##### Information

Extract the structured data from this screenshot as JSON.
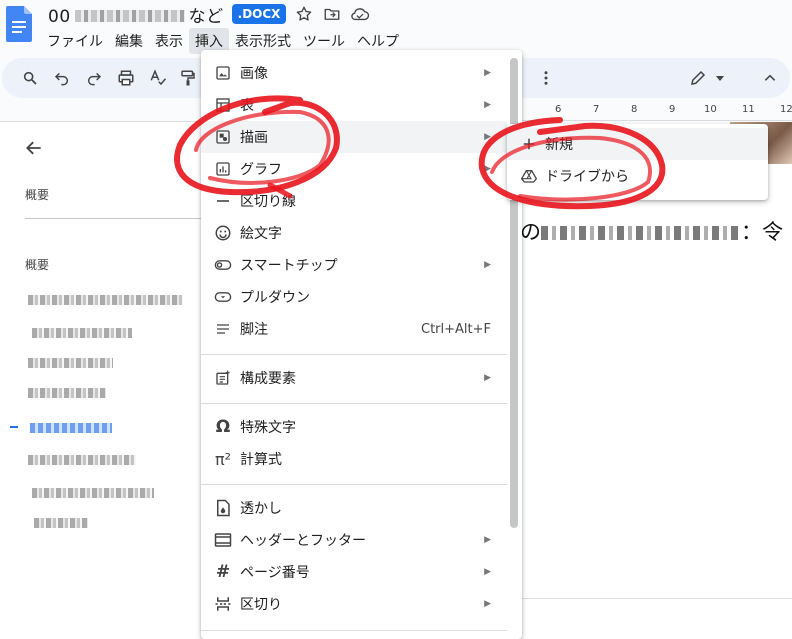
{
  "header": {
    "title_start": "00",
    "title_end": "など",
    "format_badge": ".DOCX"
  },
  "menubar": [
    {
      "label": "ファイル"
    },
    {
      "label": "編集"
    },
    {
      "label": "表示"
    },
    {
      "label": "挿入",
      "active": true
    },
    {
      "label": "表示形式"
    },
    {
      "label": "ツール"
    },
    {
      "label": "ヘルプ"
    }
  ],
  "outline": {
    "section1": "概要",
    "section2": "概要"
  },
  "ruler": [
    "6",
    "7",
    "8",
    "9",
    "10",
    "11",
    "12"
  ],
  "page": {
    "text_start": "の",
    "text_end": "：令"
  },
  "insert_menu": {
    "items": [
      {
        "label": "画像",
        "icon": "image-icon",
        "submenu": true
      },
      {
        "label": "表",
        "icon": "table-icon",
        "submenu": true
      },
      {
        "label": "描画",
        "icon": "drawing-icon",
        "submenu": true,
        "hover": true
      },
      {
        "label": "グラフ",
        "icon": "chart-icon",
        "submenu": true
      },
      {
        "label": "区切り線",
        "icon": "horizontal-line-icon"
      },
      {
        "label": "絵文字",
        "icon": "emoji-icon"
      },
      {
        "label": "スマートチップ",
        "icon": "smart-chip-icon",
        "submenu": true
      },
      {
        "label": "プルダウン",
        "icon": "dropdown-icon"
      },
      {
        "label": "脚注",
        "icon": "footnote-icon",
        "shortcut": "Ctrl+Alt+F"
      },
      {
        "label": "構成要素",
        "icon": "building-blocks-icon",
        "submenu": true
      },
      {
        "label": "特殊文字",
        "icon": "omega-icon"
      },
      {
        "label": "計算式",
        "icon": "pi-icon"
      },
      {
        "label": "透かし",
        "icon": "watermark-icon"
      },
      {
        "label": "ヘッダーとフッター",
        "icon": "header-footer-icon",
        "submenu": true
      },
      {
        "label": "ページ番号",
        "icon": "page-number-icon",
        "submenu": true
      },
      {
        "label": "区切り",
        "icon": "break-icon",
        "submenu": true
      }
    ]
  },
  "drawing_submenu": {
    "items": [
      {
        "label": "新規",
        "icon": "plus-icon"
      },
      {
        "label": "ドライブから",
        "icon": "drive-icon"
      }
    ]
  },
  "colors": {
    "accent": "#1a73e8",
    "annotation": "#e8141c",
    "menu_hover": "#f1f3f4"
  }
}
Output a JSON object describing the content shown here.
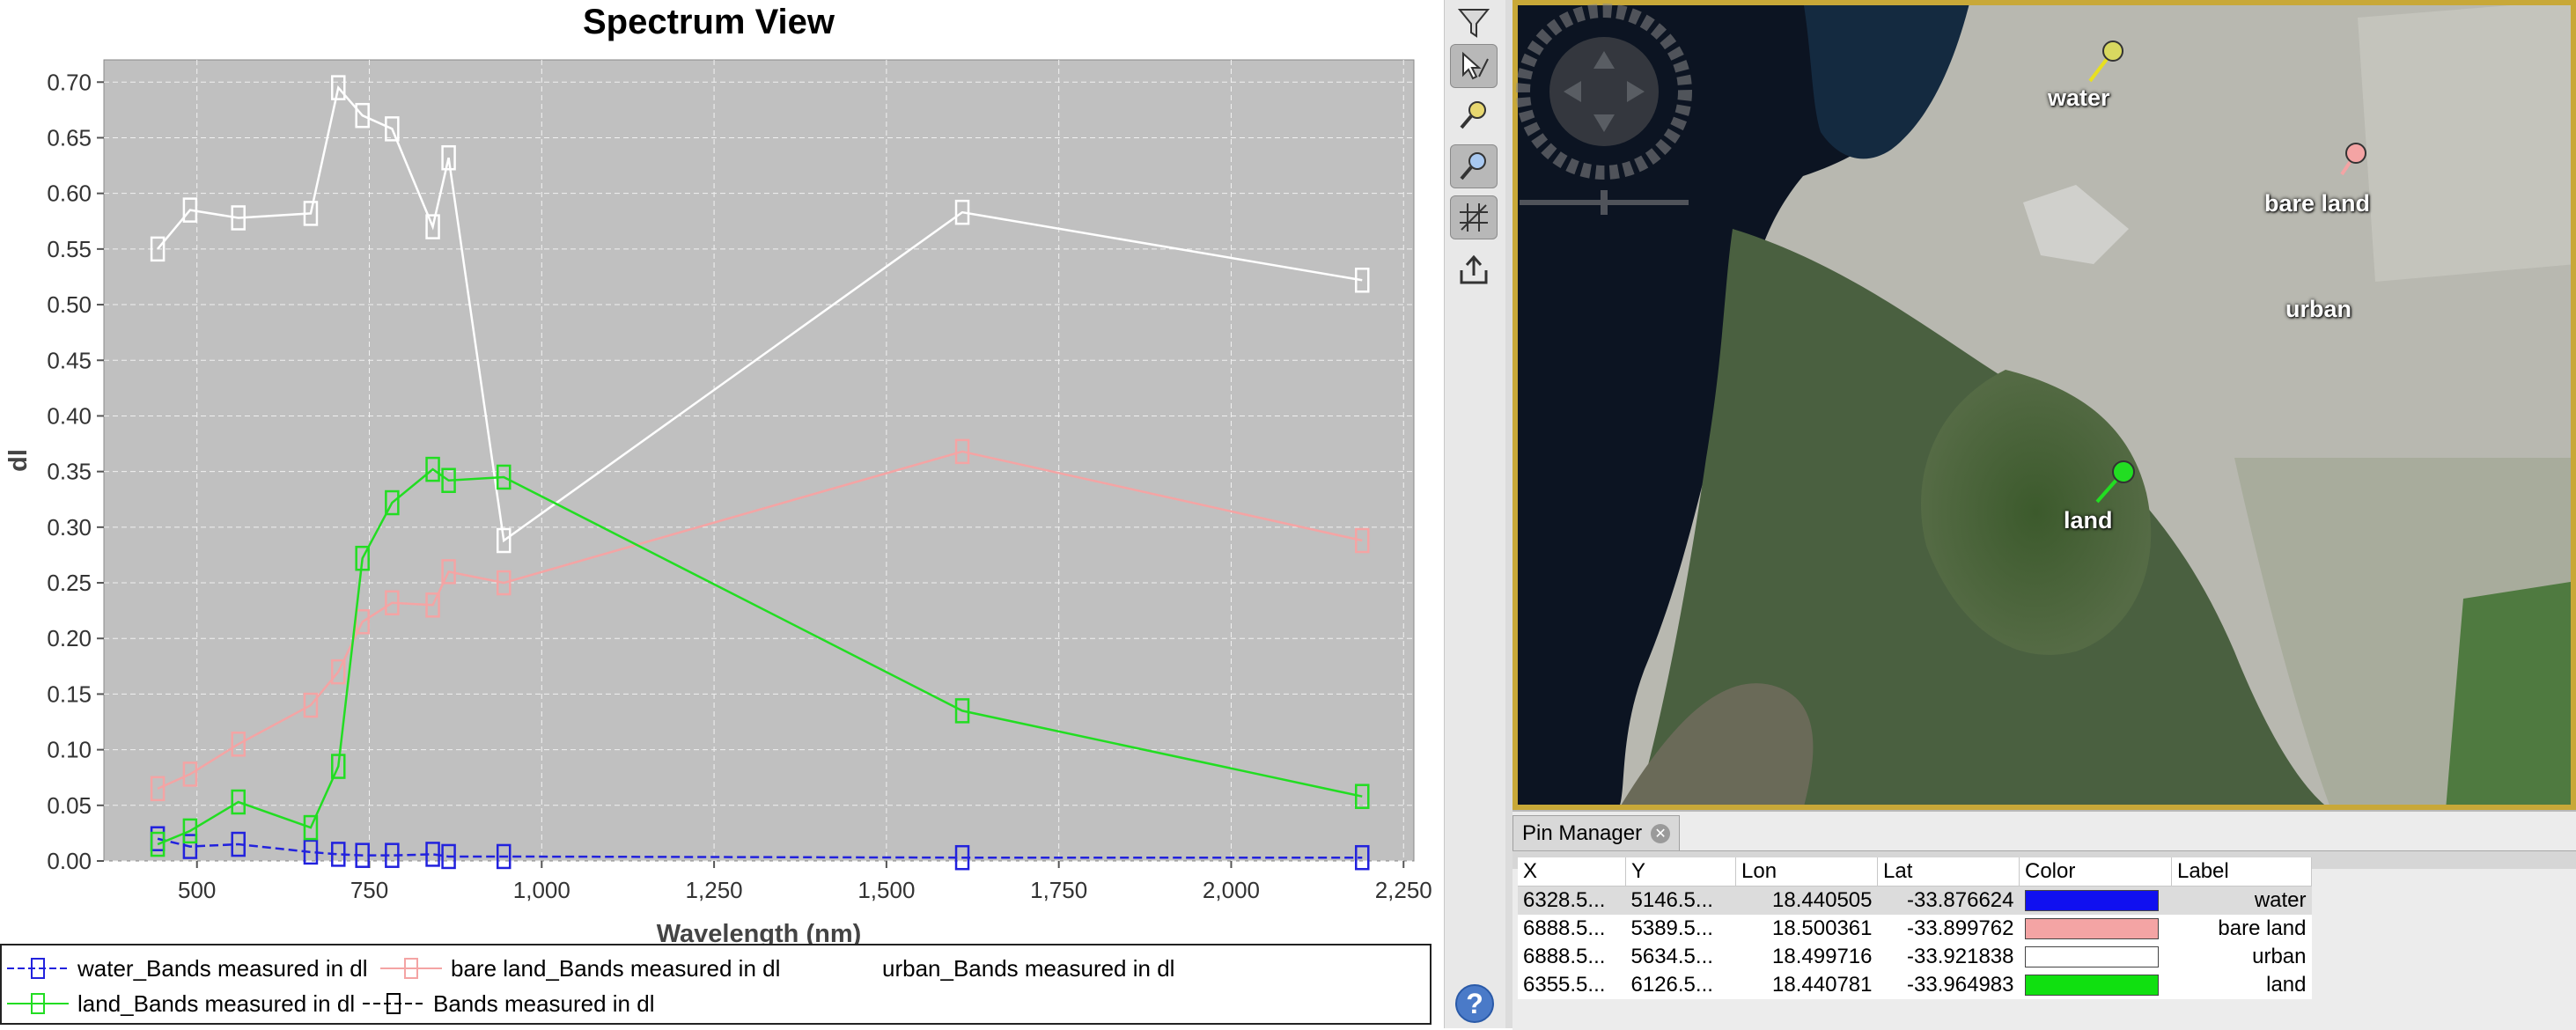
{
  "chart_data": {
    "type": "line",
    "title": "Spectrum View",
    "xlabel": "Wavelength (nm)",
    "ylabel": "dl",
    "xlim": [
      365,
      2265
    ],
    "ylim": [
      0,
      0.72
    ],
    "x_ticks": [
      500,
      750,
      1000,
      1250,
      1500,
      1750,
      2000,
      2250
    ],
    "x_tick_labels": [
      "500",
      "750",
      "1,000",
      "1,250",
      "1,500",
      "1,750",
      "2,000",
      "2,250"
    ],
    "y_ticks": [
      0,
      0.05,
      0.1,
      0.15,
      0.2,
      0.25,
      0.3,
      0.35,
      0.4,
      0.45,
      0.5,
      0.55,
      0.6,
      0.65,
      0.7
    ],
    "y_tick_labels": [
      "0.00",
      "0.05",
      "0.10",
      "0.15",
      "0.20",
      "0.25",
      "0.30",
      "0.35",
      "0.40",
      "0.45",
      "0.50",
      "0.55",
      "0.60",
      "0.65",
      "0.70"
    ],
    "grid": true,
    "legend_position": "bottom",
    "x": [
      443,
      490,
      560,
      665,
      705,
      740,
      783,
      842,
      865,
      945,
      1610,
      2190
    ],
    "series": [
      {
        "name": "water_Bands measured in dl",
        "color": "#2222dd",
        "values": [
          0.02,
          0.013,
          0.015,
          0.008,
          0.006,
          0.005,
          0.005,
          0.006,
          0.004,
          0.004,
          0.003,
          0.003
        ]
      },
      {
        "name": "bare land_Bands measured in dl",
        "color": "#f4a4a4",
        "values": [
          0.065,
          0.078,
          0.105,
          0.14,
          0.17,
          0.215,
          0.232,
          0.23,
          0.26,
          0.25,
          0.368,
          0.288
        ]
      },
      {
        "name": "urban_Bands measured in dl",
        "color": "#ffffff",
        "values": [
          0.55,
          0.585,
          0.578,
          0.582,
          0.695,
          0.67,
          0.658,
          0.57,
          0.632,
          0.288,
          0.583,
          0.522
        ]
      },
      {
        "name": "land_Bands measured in dl",
        "color": "#22dd22",
        "values": [
          0.015,
          0.027,
          0.053,
          0.03,
          0.085,
          0.272,
          0.322,
          0.352,
          0.342,
          0.345,
          0.135,
          0.058
        ]
      },
      {
        "name": "Bands measured in dl",
        "color": "#000000",
        "values": []
      }
    ]
  },
  "map": {
    "labels": [
      "water",
      "bare land",
      "urban",
      "land"
    ]
  },
  "pin_manager": {
    "tab_title": "Pin Manager",
    "close_icon": "close-icon",
    "columns": [
      "X",
      "Y",
      "Lon",
      "Lat",
      "Color",
      "Label"
    ],
    "rows": [
      {
        "x": "6328.5...",
        "y": "5146.5...",
        "lon": "18.440505",
        "lat": "-33.876624",
        "color": "#1010f0",
        "label": "water"
      },
      {
        "x": "6888.5...",
        "y": "5389.5...",
        "lon": "18.500361",
        "lat": "-33.899762",
        "color": "#f4a4a4",
        "label": "bare land"
      },
      {
        "x": "6888.5...",
        "y": "5634.5...",
        "lon": "18.499716",
        "lat": "-33.921838",
        "color": "#ffffff",
        "label": "urban"
      },
      {
        "x": "6355.5...",
        "y": "6126.5...",
        "lon": "18.440781",
        "lat": "-33.964983",
        "color": "#10e010",
        "label": "land"
      }
    ]
  },
  "toolbar": {
    "icons": [
      "filter-icon",
      "select-tool-icon",
      "zoom-pin-icon",
      "zoom-all-icon",
      "grid-icon",
      "export-icon"
    ],
    "help_label": "?"
  },
  "colors": {
    "plot_background": "#c0c0c0",
    "water": "#2222dd",
    "bare_land": "#f4a4a4",
    "urban": "#ffffff",
    "land": "#22dd22"
  }
}
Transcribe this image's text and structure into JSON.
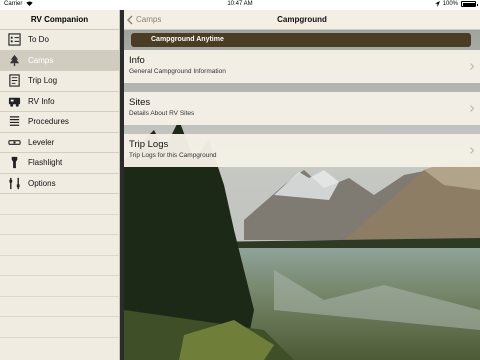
{
  "status_bar": {
    "carrier": "Carrier",
    "time": "10:47 AM",
    "battery": "100%"
  },
  "sidebar": {
    "title": "RV Companion",
    "items": [
      {
        "label": "To Do",
        "icon": "todo-icon"
      },
      {
        "label": "Camps",
        "icon": "camp-icon",
        "selected": true
      },
      {
        "label": "Trip Log",
        "icon": "trip-log-icon"
      },
      {
        "label": "RV Info",
        "icon": "rv-icon"
      },
      {
        "label": "Procedures",
        "icon": "procedures-icon"
      },
      {
        "label": "Leveler",
        "icon": "leveler-icon"
      },
      {
        "label": "Flashlight",
        "icon": "flashlight-icon"
      },
      {
        "label": "Options",
        "icon": "options-icon"
      }
    ]
  },
  "nav": {
    "back_label": "Camps",
    "title": "Campground"
  },
  "banner": "Campground Anytime",
  "rows": [
    {
      "title": "Info",
      "subtitle": "General Campground Information"
    },
    {
      "title": "Sites",
      "subtitle": "Details About RV Sites"
    },
    {
      "title": "Trip Logs",
      "subtitle": "Trip Logs for this Campground"
    }
  ],
  "colors": {
    "sidebar_bg": "#f1ece1",
    "selected_bg": "#d1ccc0",
    "banner_bg": "#4b3c24",
    "accent_brown": "#8a8171"
  }
}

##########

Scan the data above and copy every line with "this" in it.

Extract the structured data from this screenshot as JSON.
Transcribe this image's text and structure into JSON.
      "subtitle": "Trip Logs for this Campground"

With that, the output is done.